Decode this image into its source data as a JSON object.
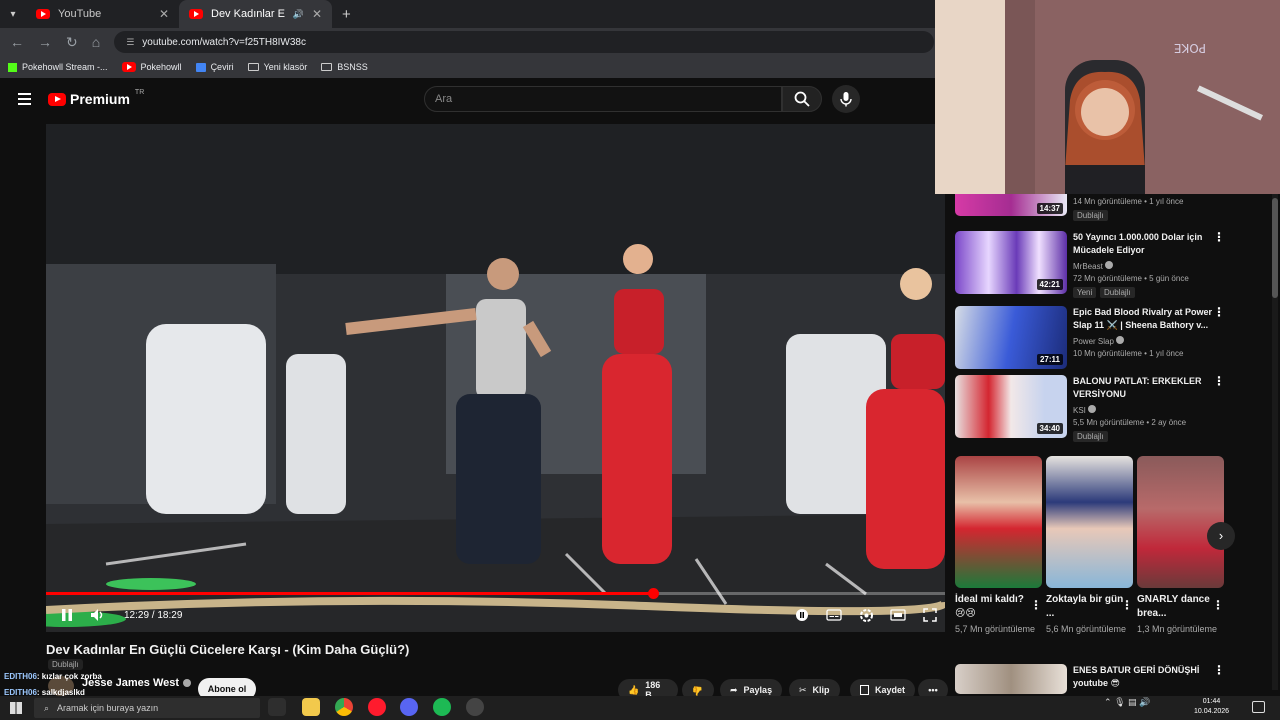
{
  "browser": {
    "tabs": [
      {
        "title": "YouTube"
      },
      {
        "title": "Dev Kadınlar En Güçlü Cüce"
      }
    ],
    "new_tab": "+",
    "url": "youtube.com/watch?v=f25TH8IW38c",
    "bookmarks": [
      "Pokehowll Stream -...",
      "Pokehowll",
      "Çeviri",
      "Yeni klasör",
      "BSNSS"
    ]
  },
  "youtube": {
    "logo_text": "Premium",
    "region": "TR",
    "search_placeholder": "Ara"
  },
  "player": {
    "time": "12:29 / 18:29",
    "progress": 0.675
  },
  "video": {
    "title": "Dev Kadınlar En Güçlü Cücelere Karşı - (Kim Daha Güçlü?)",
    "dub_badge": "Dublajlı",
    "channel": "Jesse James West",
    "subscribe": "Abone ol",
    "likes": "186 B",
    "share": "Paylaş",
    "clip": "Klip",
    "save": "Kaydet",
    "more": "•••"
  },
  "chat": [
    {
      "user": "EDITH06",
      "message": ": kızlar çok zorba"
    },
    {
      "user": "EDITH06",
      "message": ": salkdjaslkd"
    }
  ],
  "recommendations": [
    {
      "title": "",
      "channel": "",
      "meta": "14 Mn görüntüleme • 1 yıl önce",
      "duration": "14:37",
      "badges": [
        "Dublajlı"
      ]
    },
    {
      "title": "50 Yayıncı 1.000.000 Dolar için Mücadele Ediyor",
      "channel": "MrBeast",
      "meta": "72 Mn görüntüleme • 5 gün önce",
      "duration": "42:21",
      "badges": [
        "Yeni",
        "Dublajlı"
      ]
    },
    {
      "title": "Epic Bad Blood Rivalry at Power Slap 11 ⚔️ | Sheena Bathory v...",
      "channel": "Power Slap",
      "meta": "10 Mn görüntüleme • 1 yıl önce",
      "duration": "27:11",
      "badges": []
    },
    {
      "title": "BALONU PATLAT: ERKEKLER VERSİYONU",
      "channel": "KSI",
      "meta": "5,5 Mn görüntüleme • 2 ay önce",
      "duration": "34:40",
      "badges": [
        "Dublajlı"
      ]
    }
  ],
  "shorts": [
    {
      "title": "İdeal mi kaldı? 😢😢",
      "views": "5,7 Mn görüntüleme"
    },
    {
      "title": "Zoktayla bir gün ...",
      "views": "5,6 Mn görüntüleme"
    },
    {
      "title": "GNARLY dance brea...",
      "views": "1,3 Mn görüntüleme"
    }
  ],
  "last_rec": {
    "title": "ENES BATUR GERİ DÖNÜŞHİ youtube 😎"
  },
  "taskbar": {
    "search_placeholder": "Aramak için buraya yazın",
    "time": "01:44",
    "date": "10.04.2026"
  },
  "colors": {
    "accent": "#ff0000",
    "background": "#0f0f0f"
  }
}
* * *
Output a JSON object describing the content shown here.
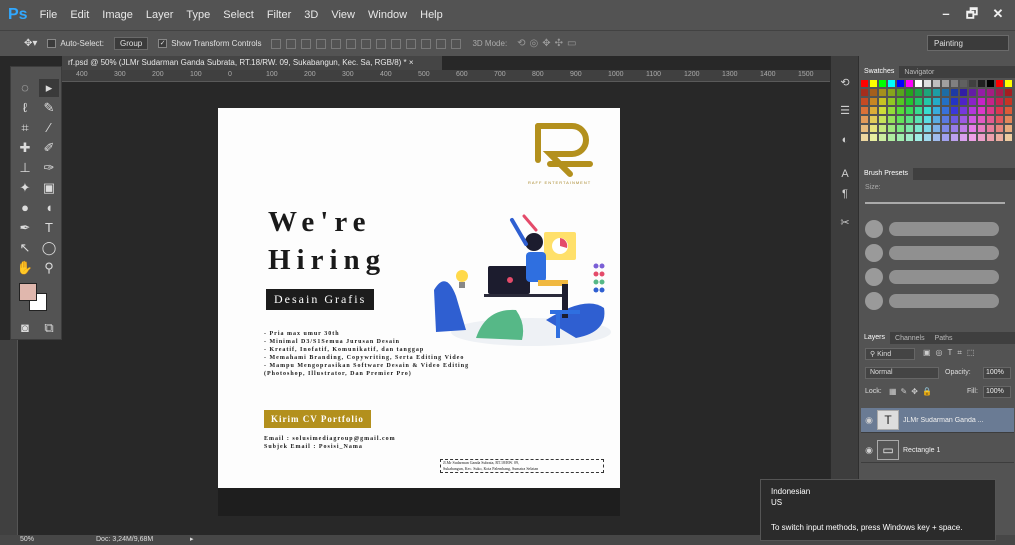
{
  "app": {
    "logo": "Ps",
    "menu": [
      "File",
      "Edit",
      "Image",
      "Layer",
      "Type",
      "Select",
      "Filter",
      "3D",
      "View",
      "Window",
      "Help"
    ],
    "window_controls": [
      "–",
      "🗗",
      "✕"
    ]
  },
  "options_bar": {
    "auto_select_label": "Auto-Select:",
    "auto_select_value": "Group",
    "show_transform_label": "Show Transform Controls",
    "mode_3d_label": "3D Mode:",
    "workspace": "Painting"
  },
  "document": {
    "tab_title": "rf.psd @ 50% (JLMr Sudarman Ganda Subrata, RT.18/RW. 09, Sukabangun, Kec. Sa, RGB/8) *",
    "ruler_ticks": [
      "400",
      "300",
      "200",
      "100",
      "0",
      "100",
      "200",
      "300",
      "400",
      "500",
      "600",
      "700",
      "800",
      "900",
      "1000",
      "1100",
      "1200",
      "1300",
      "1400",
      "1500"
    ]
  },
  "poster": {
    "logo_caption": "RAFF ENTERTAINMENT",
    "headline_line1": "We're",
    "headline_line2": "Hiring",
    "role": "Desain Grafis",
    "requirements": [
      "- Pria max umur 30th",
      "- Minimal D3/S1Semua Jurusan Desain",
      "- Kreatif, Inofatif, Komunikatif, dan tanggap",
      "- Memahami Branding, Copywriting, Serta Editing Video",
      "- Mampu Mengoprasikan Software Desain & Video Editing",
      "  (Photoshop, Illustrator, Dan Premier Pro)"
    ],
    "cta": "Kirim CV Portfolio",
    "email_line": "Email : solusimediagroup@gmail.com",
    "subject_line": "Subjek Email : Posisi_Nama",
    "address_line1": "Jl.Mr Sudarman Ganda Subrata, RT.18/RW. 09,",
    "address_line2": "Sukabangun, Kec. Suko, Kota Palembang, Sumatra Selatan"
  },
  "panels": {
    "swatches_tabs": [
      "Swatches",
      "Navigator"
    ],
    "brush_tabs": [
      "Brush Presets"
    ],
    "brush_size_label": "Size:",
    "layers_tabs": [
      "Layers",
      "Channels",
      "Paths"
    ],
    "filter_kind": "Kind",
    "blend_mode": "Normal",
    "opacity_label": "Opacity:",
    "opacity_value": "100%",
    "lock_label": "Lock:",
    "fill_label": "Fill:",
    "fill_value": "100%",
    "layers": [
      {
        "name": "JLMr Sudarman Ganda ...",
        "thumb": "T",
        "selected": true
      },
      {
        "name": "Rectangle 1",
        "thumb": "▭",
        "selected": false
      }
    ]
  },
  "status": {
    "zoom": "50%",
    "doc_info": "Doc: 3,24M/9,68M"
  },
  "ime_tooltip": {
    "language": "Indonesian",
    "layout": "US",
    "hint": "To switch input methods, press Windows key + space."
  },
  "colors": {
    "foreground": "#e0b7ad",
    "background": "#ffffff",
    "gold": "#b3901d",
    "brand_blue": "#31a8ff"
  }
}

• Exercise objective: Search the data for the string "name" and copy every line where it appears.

• Response to the task:
        "name": "JLMr Sudarman Ganda ...",
        "name": "Rectangle 1",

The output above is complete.